Petits Bijoux is a representation of ‘static movement’, the effect of an action that seems to imitate the gesture of throwing a stone into a pool of water, creating concentric
Designer Spotlight: Jens Risom
Jens Risom was a master of mid-century modern design, whose peers included Eero Saarinen, Harry Bertoia and Charles Eames. Over the course of an extraordinarily long career, he helped bring modern Scandinavian style to the USA and created iconic designs that found their way into museums, art galleries, and the White House.
Born in Copenhagen, Denmark, Risom immigrated to the US in the late 1930s, where he met Hans Knoll and helped launch his new furniture company, Knoll. He remained with Knoll until he was drafted to serve in the US Army in 1943. After being discharged, he established his own design house, Jens Risom Design.
Characterized by wood construction, clean lines and superior craftsmanship, Risom’s furniture designs presented a slightly gentler, less rigid style than that of the other Danish modernists of the time. He believed in functionality and comfort, which can be seen in pieces like his low-slung, padded A-Chair and his 2009 Risom Rocker. His iconic Risom Lounge Chair (1943) was constructed from discarded military parachute straps; one of his executive office chairs was later chosen for Lyndon Johnson’s White House.
After selling Jens Risom Design in the 1970s he started a new company, Design Control, where he worked as a consultant and freelance designer. In the early 2000s, although theoretically retired, he returned to the design world when already in his 80s. Risom worked right up until 2015, when at the age of 99 he collaborated with Chris Hardy on the Ven storage collection for Design Within Reach.
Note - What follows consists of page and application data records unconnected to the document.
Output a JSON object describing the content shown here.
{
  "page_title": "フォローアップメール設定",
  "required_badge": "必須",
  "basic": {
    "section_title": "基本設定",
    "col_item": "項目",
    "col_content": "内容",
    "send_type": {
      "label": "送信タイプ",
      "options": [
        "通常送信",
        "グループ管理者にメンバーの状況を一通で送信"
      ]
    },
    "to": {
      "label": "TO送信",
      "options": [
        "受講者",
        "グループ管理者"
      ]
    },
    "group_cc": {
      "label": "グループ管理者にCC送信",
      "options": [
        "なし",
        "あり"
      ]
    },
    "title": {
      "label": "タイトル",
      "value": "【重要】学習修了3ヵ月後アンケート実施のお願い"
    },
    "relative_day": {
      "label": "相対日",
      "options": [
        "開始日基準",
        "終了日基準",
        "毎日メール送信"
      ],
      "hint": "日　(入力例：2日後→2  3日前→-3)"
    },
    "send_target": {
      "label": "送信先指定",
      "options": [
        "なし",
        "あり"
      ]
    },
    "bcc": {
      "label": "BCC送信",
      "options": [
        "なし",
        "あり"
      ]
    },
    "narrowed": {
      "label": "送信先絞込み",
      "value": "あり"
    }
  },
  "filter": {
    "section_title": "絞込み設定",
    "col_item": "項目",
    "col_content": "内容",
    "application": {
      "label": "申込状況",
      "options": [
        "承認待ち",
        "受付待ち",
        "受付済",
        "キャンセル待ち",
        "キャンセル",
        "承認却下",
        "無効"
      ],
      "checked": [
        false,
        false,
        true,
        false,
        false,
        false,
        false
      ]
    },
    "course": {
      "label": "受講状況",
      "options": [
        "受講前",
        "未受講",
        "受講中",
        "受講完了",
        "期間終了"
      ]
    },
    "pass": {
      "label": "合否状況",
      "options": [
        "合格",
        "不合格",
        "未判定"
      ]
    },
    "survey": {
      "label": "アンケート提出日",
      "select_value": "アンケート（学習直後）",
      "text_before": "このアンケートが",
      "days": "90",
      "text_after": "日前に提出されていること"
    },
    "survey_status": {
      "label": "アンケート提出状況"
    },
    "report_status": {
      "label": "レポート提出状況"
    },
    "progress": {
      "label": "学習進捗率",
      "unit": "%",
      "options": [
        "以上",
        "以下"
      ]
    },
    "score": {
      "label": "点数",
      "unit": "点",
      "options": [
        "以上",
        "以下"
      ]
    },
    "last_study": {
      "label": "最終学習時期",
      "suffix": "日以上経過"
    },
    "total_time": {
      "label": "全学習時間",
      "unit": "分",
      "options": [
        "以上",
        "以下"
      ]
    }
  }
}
Ralph Pucci International celebrated the 100th birthday of the last surviving modernist of his generation by mounting a travelling exhibition of his work from the 1950s and 1960s. Jens Risom passed away in December 2016.
Cover image courtesy of Knoll.
Author: Sklar Furnishings